The FMLA rules for small businesses is initially very clear; if you employ 50 employees or more, you are required to follow FMLA rules. If your business employs less than 50 people, you are exempt from FMLA rules. Employment law experts will tell you if that if you’re on the underside of that 50, say 48 employees, you should still follow the rules of FMLA for your own protection.

Here’s a quick breakdown of how to initiate the FMLA rules into your workplace:

Understand the Rules - If you employee 50 people or more, and they request family medical leave, you must grant that leave for up to 12 weeks if the employee has medical problems, is adopting or caring for a newborn child, or if they need to take care of an ill family member. Keep in mind that only full-time employees who have worked for you for at least 12 months and 1,250 hours and live within 75 miles of the workplace are eligible. Also, employees must have a desire to return to their job once their FMLA leave is complete. The FMLA law also states that you must continue to pay benefits for the employee, if you offer benefits, and have their job waiting for them upon their return.

Documentation - Employees are required to give you periodic updates and submit doctor statements or other statements throughout their leave that support the need for their leave to continue.

There are some rules that both the employer and employee must follow, however.

Granting FMLA Leave

While it is best to err on the side of caution when it comes to the FMLA, there are some rules both the employee and employer must follow:

  • Reason for Leave - If the reason for leave is to take care of a newborn, adopted child or foster child, it must be the employee’s direct newborn, adopted or foster child. If the reason is to take care of a sick family member, it must be the employee’s child, parent or spouse. If the leave is requested for personal illness, the employee must be able to document that illness through a physician.
  • Military Leave - Although you are required to implement a Military leave policy in your handbook, the FMLA also covers military leave. If your employee needs to reorganize their life due to military reasons, you are required to grant them up to 12 weeks of military leave.
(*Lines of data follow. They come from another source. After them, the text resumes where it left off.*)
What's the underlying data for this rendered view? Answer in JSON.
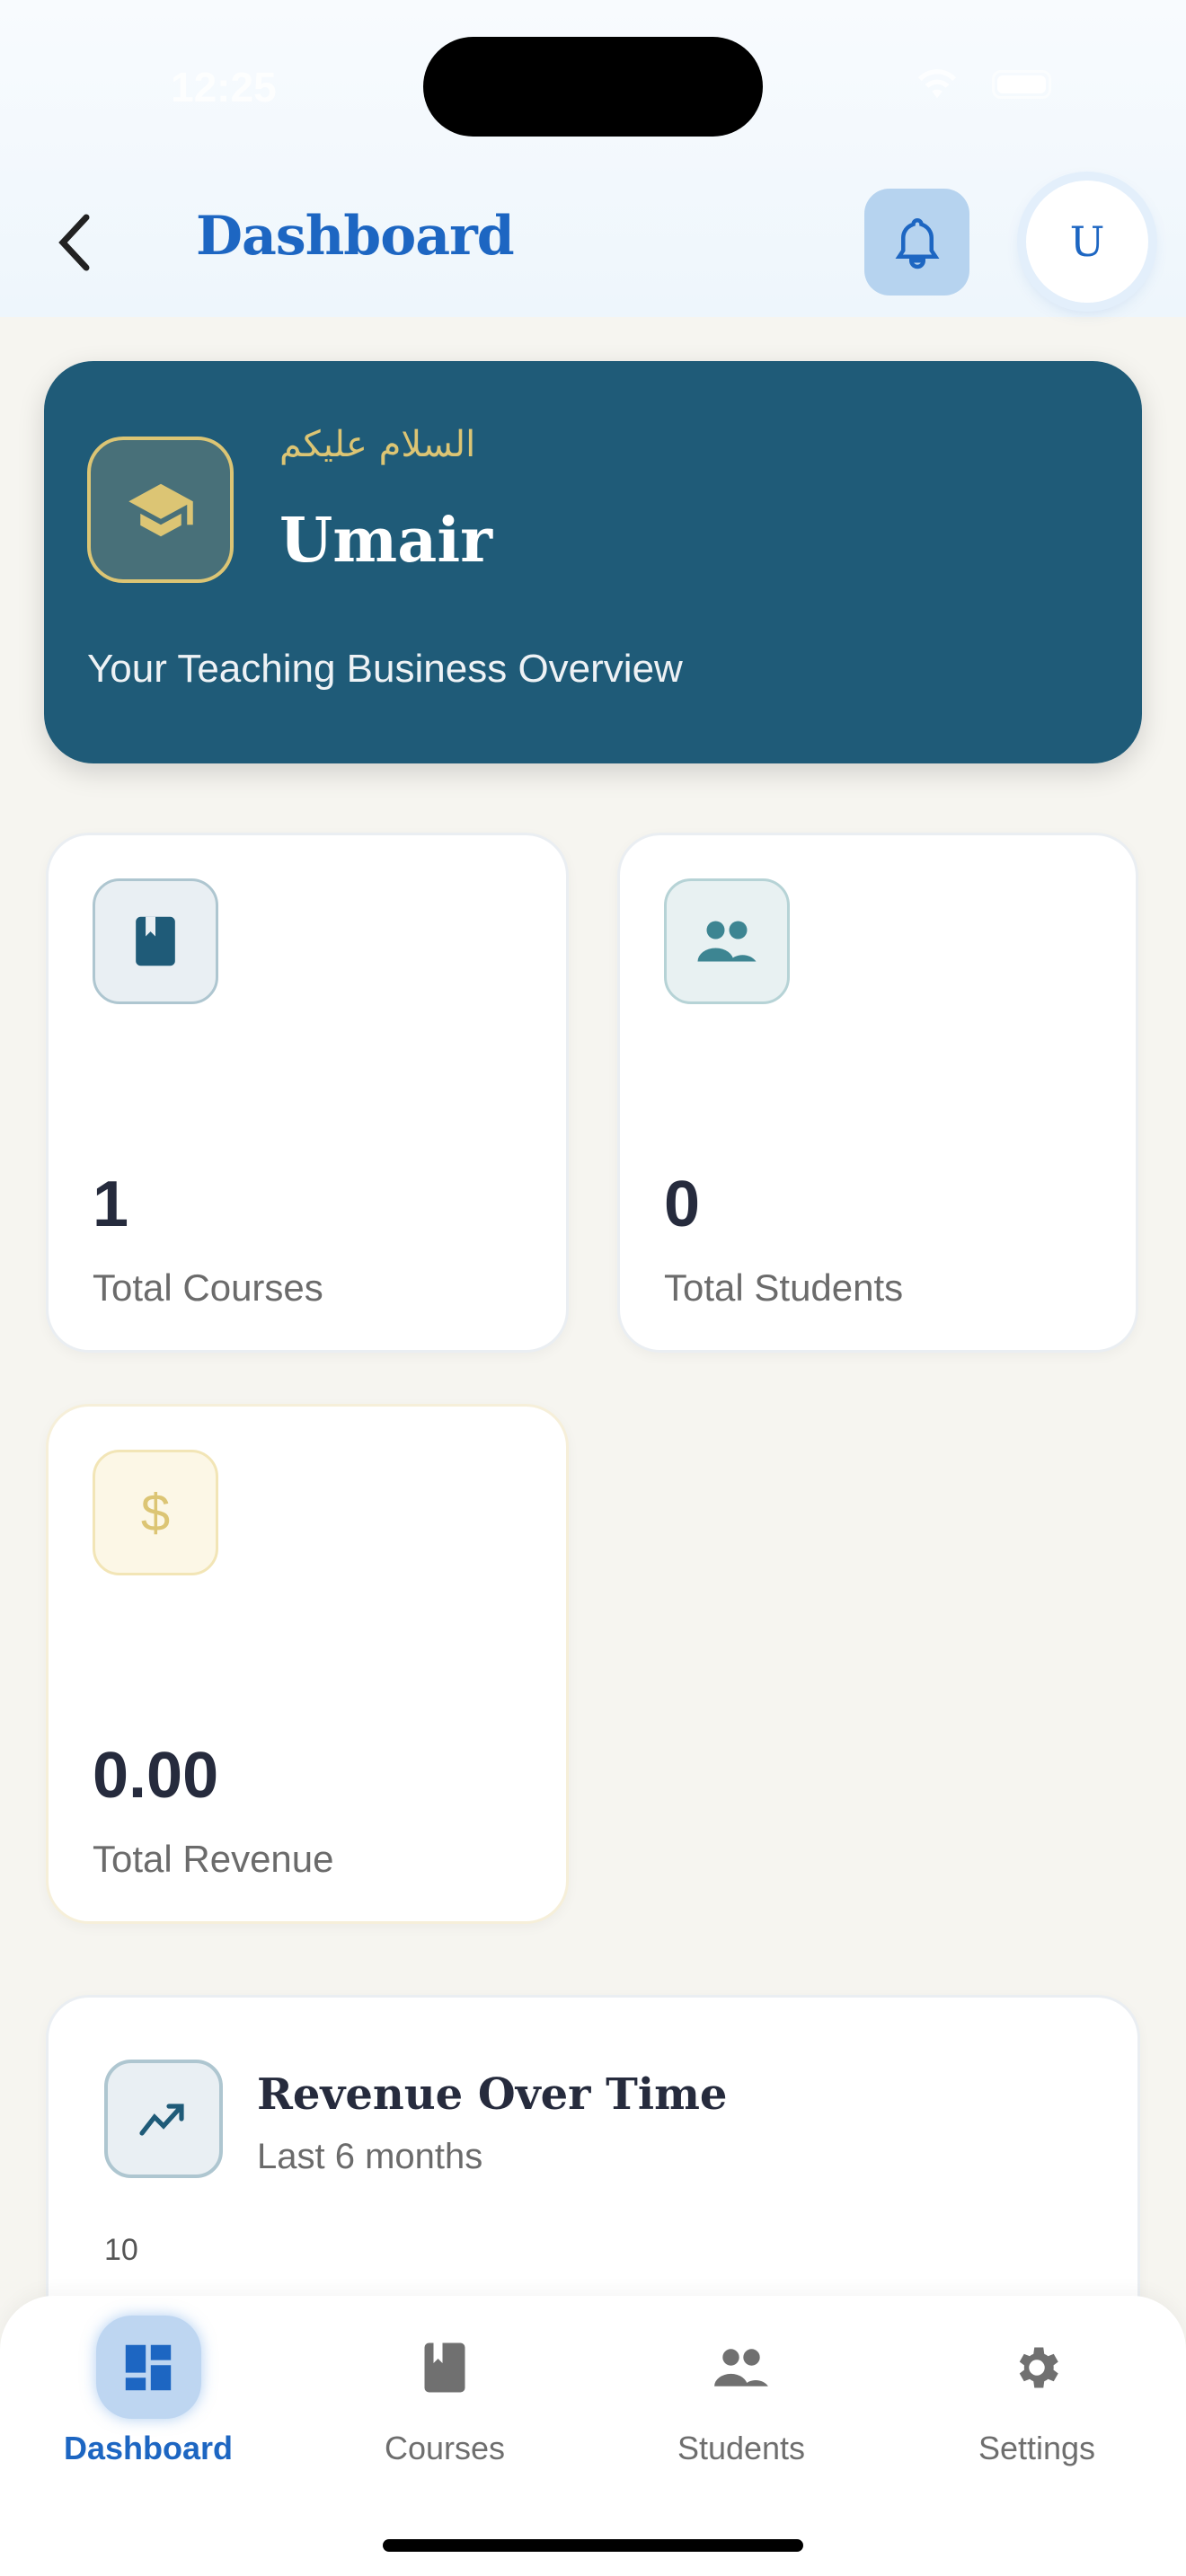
{
  "status_bar": {
    "time": "12:25"
  },
  "header": {
    "title": "Dashboard",
    "avatar_initial": "U"
  },
  "hero": {
    "greeting": "السلام عليكم",
    "name": "Umair",
    "subtitle": "Your Teaching Business Overview"
  },
  "stats": [
    {
      "value": "1",
      "label": "Total Courses",
      "icon": "book-icon"
    },
    {
      "value": "0",
      "label": "Total Students",
      "icon": "people-icon"
    },
    {
      "value": "0.00",
      "label": "Total Revenue",
      "icon": "dollar-icon"
    }
  ],
  "revenue_chart": {
    "title": "Revenue Over Time",
    "subtitle": "Last 6 months",
    "y_tick_top": "10"
  },
  "nav": [
    {
      "label": "Dashboard",
      "active": true
    },
    {
      "label": "Courses"
    },
    {
      "label": "Students"
    },
    {
      "label": "Settings"
    }
  ],
  "colors": {
    "primary": "#1d66c2",
    "hero": "#1f5b78",
    "gold": "#dcc574"
  }
}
If your employee is in the military or reserves and is called to duty, their leave may continue from 12 weeks up to 26 weeks.
  • Foster and Adopted Children - The FMLA act does give you, as the employer, the right to deny or allow leave for foster and adopted children at your discretion but only if that is covered in writing as a company policy.
  • Eligibility - Along with the employee rules of working for you at least 12 months and for 1,250 hours in the year prior to the request for leave, the employee must live 75 miles or closer to the workplace.
  • Using Vacation, Personal or Sick Time - You can also include a written policy that states all employee who request FMLA, other than military personnel must utilize all of their accrued vacation, personal or sick time first as part or all of the requested leave time.
  • Health Benefits - Employers are allowed to ask for employees to be responsible for their portion of health care premiums to be paid by the employee during leave or have a chance to recoup those premium payments once the employee returns to work. Most courts have ruled that if an employee does not return to work and their insurance premiums have been paid, the employer can ask to be reimbursed for those premiums.
  • Employee Notice - Employees are asked to provide at least 30 days notice of their intent to participate in the FMLA, however, if a serious injury or illness is imminent, the employee may waive that 30 days notice.
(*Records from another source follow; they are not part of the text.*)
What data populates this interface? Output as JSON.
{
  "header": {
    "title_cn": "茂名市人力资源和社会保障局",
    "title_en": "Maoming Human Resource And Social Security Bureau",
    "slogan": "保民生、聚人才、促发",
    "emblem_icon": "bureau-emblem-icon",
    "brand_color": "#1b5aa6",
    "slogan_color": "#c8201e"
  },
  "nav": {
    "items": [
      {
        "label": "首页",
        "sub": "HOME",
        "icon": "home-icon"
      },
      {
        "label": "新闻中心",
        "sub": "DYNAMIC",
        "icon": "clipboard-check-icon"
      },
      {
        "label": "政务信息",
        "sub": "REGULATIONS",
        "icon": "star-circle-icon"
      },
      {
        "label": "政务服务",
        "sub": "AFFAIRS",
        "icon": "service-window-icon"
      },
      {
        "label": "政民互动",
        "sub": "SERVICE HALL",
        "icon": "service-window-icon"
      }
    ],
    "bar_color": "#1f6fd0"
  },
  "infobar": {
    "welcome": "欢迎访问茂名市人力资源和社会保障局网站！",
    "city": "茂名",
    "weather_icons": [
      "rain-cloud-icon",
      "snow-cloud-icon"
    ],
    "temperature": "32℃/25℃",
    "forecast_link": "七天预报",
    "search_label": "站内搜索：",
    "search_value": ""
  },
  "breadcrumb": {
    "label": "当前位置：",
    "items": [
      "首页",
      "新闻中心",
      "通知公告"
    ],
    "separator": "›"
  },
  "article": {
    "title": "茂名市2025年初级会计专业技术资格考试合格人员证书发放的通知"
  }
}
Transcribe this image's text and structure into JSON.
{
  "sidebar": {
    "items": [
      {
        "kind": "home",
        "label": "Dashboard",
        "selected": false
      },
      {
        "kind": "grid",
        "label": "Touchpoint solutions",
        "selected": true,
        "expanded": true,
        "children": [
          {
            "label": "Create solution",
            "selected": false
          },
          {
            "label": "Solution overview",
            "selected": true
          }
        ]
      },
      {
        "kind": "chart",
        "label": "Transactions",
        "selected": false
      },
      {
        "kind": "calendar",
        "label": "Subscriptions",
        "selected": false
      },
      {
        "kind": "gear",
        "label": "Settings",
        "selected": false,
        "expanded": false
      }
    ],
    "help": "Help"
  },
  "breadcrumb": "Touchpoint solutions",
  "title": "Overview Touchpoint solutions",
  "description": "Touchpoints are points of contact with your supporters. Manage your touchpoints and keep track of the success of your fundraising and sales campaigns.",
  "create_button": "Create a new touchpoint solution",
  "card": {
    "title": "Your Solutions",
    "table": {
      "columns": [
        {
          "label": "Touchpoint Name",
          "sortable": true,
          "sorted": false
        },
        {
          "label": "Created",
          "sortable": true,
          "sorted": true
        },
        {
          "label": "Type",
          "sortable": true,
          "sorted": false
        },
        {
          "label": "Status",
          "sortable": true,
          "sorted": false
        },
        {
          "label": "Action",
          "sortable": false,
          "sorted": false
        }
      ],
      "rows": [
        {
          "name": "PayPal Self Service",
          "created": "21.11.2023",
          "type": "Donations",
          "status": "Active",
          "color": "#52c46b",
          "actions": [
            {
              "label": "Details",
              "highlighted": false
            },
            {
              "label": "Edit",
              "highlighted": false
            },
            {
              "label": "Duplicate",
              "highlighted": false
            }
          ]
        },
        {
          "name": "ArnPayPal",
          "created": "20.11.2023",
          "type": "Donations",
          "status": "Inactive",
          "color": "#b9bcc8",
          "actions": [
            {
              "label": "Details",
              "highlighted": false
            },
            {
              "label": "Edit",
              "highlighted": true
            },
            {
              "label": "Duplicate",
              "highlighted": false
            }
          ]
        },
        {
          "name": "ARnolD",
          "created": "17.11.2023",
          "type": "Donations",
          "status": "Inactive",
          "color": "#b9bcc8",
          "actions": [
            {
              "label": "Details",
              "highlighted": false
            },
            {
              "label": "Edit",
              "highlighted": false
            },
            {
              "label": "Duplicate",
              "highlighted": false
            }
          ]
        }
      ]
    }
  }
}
Know Your Rights

Irony and the US Department of Labor by Brownpau

As a small business owner, the last thing you need is a lawsuit because you failed to follow the rules of the FMLA. Labor law attorneys can be expensive, however. Your best resource before you break the rules, is to make an appointment with your local Department of Labor and ask all the questions you can. Further, if you do have an employee who is requesting leave through the FMLA, call the US Department of Labor or browse their FMLA website for answers to your questions.

As stated earlier, FMLA law does favor the employee and not the employer, so it’s best to understand your rights and understand what the small business owner needs to know about the FMLA.